Emergency Medical Technicians (known as EMTs) are trained to provide emergency care outside of the hospital setting. Peoples’ lives often depend on the quick reaction and competent care of EMTs. Incidents as varied as automobile accidents, heart attacks, drownings, childbirth, and gunshot wounds all require immediate medical attention. EMTs provide this critical care as they tend to and transport the sick and injured to a medical facility.
In an emergency, EMTs are most often dispatched to the scene by a 911 operator. They often work with police and fire department personnel. Many fire departments require certification as an EMT to be part of their staff. Once they arrive, they determine the nature and extent of a patient’s condition and formulate a care plan. Following strict rules and guidelines, called protocols, they give appropriate emergency care and, when necessary, transport the patients. EMT Basic denotes the first level of the Emergency Medical Technician system.
Formal training and certification is needed to become an EMT. To maintain certification, EMTs must re-certify every 2 years. Basic coursework typically emphasizes emergency skills such as managing respiratory trauma and cardiac emergency and patient assessment. Formal courses are often combined with time in an emergency room or ambulance. The program also provides for instruction and practice dealing with bleeding, fractures, airway obstruction, cardiac arrest, and emergency childbirth. Students learn how to use and maintain common emergency equipment such as backboards, suction devices, splints, oxygen delivery systems, and stretchers. Graduates of an approved EMT training program who pass a written and practical examination administered by the state certifying them with the title of Registered EMT Basic. This course is also a prerequisite for EMT Intermediate and EMT Paramedic Training.
Employment needs for EMT is expected to grow faster than the average of all other occupations through 2012. Population growth and urbanization will increase the demand for full-time paid EMTs, rather than for volunteers in a department. In addition, a large segment of the population – the aging baby boomers – will further spur the demand for EMT services as they become more likely to have medical emergencies. Opportunities for individuals will be best for those who have advanced certification such as EMT Intermediate and EMT Paramedic as clients and patients demand higher levels of care before arriving at the hospital.
The National Highway Traffic Safety Administration (NHTSA) has assumed responsibility for the development of training courses that are responsive to the standards established by the Highway Safety Act of 1966 (amended). Since these training courses are designed to provide national guidelines for training, it is NHTSA's intention that they be of the highest quality and be maintained in a current and up-todate status from the point of view of both technical content and instructional strategy. To this end, NHTSA supported the current project which involved revision of the 1984 Emergency Medical Technician-Ambulance: National Standard Curriculum , deemed of high value to the states in carrying out their annual training programs. This course is one of a series of courses making up a National EMS training program for prehospital care. The curriculum, Emergency Medical Technician-Basic: National Standard Curriculum , is the cornerstone of EMS prehospital training. In addition, the new curriculum parallels the recommendations of the National EMS Education and Practice Blueprint .
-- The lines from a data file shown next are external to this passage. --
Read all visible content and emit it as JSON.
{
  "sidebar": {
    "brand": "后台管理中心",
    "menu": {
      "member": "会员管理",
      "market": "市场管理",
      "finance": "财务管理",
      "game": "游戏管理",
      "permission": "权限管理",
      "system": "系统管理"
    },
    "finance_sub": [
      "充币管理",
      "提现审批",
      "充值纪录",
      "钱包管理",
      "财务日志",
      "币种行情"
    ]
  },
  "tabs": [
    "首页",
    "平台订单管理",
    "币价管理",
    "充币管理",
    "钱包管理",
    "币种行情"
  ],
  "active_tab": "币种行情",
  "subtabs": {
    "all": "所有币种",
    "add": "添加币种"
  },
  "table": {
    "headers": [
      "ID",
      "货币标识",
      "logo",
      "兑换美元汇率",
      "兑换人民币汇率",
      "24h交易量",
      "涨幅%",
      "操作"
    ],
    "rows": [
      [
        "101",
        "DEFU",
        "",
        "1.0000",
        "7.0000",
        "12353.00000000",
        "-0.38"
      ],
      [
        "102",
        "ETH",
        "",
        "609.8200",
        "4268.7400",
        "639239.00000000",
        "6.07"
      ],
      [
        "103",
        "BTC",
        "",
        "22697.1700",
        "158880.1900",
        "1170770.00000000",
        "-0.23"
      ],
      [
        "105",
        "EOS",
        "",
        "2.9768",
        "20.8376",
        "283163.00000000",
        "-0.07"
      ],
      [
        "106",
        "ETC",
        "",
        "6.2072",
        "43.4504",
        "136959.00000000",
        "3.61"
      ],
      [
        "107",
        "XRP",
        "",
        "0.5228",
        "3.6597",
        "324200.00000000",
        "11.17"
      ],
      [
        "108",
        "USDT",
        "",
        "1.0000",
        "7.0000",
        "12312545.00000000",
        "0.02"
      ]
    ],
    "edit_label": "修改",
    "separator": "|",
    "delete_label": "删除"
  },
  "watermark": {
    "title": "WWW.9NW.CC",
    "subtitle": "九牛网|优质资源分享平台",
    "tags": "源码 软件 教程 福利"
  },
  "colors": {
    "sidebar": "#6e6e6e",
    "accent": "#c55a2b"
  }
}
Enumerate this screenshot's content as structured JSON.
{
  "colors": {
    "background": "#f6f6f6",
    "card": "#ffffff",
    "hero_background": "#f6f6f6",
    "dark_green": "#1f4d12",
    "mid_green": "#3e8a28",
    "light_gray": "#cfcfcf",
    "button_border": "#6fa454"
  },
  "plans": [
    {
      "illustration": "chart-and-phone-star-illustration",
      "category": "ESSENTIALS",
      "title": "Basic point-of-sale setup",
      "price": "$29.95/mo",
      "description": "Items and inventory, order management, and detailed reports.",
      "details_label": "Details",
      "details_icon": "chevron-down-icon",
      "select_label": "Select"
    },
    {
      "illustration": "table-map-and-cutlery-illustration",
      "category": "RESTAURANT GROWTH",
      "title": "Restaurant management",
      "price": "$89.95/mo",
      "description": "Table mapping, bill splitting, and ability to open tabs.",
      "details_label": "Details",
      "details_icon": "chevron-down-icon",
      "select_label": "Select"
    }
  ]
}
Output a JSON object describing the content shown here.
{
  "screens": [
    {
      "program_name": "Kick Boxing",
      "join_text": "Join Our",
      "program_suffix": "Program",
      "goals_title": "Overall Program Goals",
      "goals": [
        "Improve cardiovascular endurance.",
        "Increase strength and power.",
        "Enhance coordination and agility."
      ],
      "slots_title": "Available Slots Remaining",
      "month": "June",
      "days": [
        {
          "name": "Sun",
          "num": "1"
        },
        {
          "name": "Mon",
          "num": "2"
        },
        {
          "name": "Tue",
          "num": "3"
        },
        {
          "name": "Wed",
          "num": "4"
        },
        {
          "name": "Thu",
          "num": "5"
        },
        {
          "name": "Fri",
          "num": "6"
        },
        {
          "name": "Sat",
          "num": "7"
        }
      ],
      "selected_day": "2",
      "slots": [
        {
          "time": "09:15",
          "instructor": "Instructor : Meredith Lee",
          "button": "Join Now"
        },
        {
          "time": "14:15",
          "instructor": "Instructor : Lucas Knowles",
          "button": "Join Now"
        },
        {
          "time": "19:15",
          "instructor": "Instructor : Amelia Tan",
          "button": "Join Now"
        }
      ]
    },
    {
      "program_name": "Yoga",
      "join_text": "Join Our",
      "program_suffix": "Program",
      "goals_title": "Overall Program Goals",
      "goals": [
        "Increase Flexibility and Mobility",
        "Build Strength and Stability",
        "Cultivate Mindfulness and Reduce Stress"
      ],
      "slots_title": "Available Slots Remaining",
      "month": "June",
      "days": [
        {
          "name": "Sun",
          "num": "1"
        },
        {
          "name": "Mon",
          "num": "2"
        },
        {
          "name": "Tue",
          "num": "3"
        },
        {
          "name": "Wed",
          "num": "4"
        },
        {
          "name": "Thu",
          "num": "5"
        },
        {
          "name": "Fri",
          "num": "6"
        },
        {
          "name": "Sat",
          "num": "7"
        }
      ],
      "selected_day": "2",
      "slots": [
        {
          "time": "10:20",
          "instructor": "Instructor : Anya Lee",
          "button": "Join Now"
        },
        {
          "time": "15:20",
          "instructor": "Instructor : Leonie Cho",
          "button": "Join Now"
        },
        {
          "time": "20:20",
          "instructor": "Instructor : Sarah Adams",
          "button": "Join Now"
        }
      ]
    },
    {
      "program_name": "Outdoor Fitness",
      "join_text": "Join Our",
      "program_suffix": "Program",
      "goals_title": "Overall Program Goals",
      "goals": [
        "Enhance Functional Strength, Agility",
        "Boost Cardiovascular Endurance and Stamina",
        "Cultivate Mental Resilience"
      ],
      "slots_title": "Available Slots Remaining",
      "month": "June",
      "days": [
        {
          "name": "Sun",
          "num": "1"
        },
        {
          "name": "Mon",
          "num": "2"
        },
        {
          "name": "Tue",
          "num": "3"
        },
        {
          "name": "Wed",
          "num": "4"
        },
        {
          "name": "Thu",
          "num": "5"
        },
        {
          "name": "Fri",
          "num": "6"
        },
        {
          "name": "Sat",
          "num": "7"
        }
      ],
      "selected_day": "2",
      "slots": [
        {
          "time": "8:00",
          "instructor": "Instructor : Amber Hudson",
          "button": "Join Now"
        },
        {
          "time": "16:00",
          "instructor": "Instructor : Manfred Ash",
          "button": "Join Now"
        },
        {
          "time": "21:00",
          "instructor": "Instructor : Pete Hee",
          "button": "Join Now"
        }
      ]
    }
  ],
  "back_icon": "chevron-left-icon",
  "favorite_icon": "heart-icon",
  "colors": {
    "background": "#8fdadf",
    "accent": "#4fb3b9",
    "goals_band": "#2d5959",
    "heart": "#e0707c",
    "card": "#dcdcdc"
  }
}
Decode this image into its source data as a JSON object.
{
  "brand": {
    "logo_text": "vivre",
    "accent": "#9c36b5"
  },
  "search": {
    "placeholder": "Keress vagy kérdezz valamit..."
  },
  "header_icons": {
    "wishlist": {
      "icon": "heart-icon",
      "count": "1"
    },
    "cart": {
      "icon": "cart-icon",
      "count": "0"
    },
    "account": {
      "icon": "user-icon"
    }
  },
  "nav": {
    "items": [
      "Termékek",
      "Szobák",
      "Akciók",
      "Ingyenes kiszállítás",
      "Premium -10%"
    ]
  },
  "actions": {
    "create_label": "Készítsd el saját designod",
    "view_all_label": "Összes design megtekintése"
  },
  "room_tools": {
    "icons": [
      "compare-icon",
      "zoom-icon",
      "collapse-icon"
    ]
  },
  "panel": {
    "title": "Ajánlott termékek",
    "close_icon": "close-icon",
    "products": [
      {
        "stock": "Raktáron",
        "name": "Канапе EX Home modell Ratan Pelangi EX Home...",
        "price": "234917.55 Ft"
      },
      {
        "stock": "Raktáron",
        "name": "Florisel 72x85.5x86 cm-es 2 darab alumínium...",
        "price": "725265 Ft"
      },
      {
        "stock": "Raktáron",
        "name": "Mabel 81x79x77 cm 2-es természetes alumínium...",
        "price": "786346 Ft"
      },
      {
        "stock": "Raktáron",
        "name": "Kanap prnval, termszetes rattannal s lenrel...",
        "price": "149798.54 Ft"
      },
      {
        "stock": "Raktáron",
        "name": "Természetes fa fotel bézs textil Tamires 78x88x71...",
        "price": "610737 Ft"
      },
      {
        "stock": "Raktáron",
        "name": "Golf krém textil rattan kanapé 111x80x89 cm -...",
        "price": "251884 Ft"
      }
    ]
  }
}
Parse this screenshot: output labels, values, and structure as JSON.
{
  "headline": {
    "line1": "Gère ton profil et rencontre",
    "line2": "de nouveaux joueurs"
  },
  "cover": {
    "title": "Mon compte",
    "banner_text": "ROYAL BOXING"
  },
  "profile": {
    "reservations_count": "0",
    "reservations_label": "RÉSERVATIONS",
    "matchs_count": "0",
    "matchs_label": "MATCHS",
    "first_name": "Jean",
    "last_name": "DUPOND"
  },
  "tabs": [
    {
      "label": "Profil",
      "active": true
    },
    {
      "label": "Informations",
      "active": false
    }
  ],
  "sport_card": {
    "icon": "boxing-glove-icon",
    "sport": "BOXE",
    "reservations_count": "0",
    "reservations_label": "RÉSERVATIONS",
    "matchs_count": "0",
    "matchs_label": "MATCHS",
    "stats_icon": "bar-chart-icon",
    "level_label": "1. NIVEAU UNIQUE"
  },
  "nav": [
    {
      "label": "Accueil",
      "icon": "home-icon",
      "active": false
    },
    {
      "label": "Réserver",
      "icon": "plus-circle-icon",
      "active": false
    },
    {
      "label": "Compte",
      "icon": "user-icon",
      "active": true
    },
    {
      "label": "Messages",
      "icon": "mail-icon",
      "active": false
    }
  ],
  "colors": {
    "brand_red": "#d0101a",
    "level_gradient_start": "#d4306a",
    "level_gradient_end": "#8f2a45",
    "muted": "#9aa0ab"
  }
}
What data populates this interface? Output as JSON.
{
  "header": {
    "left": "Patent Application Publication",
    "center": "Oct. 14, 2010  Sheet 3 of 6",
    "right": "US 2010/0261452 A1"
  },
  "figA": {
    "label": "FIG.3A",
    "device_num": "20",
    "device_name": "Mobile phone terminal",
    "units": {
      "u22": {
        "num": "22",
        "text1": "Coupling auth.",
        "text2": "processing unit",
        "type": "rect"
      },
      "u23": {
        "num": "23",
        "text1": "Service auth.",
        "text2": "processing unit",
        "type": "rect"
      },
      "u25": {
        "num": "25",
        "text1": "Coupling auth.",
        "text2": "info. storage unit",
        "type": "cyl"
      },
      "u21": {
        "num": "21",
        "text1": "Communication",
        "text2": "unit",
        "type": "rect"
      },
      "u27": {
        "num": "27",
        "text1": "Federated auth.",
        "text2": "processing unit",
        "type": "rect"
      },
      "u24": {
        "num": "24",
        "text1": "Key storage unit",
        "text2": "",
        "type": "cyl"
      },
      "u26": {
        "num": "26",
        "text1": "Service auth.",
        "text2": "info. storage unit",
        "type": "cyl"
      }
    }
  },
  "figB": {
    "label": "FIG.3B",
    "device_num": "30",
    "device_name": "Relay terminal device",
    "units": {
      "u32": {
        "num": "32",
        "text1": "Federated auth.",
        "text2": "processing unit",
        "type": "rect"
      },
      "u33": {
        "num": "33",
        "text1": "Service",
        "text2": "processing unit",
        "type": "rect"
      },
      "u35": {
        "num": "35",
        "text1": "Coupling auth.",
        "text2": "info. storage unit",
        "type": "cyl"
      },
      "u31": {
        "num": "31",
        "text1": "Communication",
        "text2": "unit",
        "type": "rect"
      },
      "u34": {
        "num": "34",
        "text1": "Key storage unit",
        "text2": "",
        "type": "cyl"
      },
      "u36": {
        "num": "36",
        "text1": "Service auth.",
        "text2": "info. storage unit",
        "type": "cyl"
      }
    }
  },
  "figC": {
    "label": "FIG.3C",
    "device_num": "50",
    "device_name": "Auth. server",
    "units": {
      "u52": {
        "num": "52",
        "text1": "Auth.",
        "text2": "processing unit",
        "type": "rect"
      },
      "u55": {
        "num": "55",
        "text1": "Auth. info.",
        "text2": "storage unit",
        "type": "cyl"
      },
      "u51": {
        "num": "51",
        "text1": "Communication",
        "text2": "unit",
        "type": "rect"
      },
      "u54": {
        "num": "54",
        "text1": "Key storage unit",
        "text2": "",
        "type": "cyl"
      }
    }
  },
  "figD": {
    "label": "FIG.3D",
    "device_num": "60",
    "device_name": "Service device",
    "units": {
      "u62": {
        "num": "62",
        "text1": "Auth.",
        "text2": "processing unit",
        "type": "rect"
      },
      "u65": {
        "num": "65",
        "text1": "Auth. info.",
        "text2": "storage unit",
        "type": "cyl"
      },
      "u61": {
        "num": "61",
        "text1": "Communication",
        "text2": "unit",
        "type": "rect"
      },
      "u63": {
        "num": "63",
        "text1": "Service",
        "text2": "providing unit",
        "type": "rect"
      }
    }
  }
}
The EMT-Basic curriculum is a core curriculum of minimum required information, to be presented within a minimum 119-hour training program. It is recognized that there is additional specific education that will be required of EMT-Basics who operate in the field, i.e. ambulance driver training, heavy and light rescue, basic extrication, special needs, and so on. It is also recognized that this information might differ from locality to locality, and that each training program, or system should identify and provide special training requirements. This curriculum is intended to prepare a medically competent EMT-Basic to operate in the field. Enrichment programs and continuing education will help fulfill other specific needs for the EMT-Basic's education.